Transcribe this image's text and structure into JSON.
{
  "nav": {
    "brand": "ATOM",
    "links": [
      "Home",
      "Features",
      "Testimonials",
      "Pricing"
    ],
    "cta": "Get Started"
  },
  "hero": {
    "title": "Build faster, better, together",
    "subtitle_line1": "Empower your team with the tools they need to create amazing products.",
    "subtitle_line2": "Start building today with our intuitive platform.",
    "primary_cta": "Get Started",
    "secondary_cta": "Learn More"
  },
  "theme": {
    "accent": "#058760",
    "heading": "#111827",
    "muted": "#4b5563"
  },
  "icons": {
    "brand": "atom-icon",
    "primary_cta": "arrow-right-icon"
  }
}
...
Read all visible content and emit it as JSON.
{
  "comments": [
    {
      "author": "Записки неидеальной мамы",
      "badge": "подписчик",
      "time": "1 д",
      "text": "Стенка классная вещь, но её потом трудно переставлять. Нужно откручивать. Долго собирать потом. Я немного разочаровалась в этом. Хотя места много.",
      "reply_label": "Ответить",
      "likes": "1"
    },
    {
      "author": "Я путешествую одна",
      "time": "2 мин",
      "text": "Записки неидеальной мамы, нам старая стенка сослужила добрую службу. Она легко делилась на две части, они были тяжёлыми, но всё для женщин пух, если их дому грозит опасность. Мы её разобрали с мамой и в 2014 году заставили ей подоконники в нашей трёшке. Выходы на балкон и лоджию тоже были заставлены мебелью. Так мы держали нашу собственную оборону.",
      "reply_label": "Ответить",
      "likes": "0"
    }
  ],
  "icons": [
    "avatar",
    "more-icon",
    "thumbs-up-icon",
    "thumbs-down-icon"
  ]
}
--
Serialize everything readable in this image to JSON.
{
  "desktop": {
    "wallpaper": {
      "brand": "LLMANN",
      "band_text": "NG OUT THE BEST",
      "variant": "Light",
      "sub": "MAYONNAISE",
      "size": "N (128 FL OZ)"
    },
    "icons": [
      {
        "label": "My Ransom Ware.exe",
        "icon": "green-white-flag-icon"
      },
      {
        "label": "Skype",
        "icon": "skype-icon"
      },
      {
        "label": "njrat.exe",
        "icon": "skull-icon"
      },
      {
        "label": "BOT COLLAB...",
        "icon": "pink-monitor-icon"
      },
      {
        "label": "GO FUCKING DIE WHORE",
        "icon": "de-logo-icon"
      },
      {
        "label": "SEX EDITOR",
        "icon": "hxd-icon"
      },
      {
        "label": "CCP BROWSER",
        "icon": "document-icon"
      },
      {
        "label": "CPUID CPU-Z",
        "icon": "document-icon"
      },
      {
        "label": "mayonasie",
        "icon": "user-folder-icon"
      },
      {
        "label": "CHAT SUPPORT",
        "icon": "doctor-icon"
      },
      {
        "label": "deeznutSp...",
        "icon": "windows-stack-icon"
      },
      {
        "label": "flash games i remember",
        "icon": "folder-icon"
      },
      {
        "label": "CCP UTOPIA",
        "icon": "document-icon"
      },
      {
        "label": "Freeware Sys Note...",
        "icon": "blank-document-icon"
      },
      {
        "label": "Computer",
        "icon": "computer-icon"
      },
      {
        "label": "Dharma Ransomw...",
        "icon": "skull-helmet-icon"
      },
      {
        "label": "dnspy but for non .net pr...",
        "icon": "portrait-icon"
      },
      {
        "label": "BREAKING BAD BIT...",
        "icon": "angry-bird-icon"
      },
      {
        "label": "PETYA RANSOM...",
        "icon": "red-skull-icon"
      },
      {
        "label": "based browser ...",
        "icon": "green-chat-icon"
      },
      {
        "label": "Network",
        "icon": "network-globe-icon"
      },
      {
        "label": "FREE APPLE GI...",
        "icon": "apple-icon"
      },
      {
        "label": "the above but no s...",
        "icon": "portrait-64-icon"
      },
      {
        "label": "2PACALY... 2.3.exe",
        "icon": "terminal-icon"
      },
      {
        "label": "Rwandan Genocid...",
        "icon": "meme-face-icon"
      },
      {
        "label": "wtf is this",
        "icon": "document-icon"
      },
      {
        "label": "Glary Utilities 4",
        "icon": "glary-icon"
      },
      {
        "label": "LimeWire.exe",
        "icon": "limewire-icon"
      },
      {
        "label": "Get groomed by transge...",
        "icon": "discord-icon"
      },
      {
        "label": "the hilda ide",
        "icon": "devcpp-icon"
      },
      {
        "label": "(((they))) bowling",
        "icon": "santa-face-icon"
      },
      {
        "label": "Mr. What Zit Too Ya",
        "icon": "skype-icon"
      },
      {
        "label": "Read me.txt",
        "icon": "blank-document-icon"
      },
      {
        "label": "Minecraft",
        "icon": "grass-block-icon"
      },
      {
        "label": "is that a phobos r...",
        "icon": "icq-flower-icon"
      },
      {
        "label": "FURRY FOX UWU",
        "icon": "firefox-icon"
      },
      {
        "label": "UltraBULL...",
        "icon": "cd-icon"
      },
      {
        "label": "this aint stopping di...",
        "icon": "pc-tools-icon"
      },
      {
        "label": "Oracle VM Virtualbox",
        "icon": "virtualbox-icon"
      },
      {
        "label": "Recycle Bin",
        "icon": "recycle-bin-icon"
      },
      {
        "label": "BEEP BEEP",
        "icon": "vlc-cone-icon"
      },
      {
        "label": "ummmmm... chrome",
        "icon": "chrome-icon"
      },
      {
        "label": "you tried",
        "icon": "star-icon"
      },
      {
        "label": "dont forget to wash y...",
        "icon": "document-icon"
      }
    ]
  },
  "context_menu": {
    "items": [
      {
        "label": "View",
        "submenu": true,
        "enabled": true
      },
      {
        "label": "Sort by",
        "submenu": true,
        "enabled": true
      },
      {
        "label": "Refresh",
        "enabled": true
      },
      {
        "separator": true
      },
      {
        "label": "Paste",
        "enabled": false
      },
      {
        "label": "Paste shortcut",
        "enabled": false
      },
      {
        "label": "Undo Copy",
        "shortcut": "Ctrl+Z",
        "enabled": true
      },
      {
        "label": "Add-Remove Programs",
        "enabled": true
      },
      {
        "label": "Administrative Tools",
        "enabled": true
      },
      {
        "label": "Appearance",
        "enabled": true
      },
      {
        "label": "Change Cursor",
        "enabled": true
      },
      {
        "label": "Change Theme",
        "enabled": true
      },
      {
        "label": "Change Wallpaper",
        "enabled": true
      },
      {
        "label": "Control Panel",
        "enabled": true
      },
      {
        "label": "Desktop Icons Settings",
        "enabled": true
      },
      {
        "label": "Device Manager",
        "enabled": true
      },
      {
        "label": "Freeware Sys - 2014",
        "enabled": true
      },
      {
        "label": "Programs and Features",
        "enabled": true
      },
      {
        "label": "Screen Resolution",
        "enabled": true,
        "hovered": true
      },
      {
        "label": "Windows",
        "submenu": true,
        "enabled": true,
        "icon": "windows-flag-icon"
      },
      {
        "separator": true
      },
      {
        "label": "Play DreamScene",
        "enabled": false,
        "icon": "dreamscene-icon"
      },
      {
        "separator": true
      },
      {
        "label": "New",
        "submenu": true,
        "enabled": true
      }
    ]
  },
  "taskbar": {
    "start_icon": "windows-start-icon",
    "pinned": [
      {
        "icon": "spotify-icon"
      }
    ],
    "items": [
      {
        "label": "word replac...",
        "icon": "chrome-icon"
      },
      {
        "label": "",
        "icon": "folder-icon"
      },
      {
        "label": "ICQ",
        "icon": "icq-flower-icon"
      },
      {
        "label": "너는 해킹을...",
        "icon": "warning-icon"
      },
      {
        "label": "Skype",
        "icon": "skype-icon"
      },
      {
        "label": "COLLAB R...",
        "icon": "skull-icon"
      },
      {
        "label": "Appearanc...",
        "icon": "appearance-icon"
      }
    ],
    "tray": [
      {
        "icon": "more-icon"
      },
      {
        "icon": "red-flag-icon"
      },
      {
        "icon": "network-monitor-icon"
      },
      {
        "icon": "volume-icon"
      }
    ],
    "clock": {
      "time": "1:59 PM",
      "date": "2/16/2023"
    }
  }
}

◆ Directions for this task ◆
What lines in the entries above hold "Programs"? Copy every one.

◆ Completed exercise ◆
        "label": "Add-Remove Programs",
        "label": "Programs and Features",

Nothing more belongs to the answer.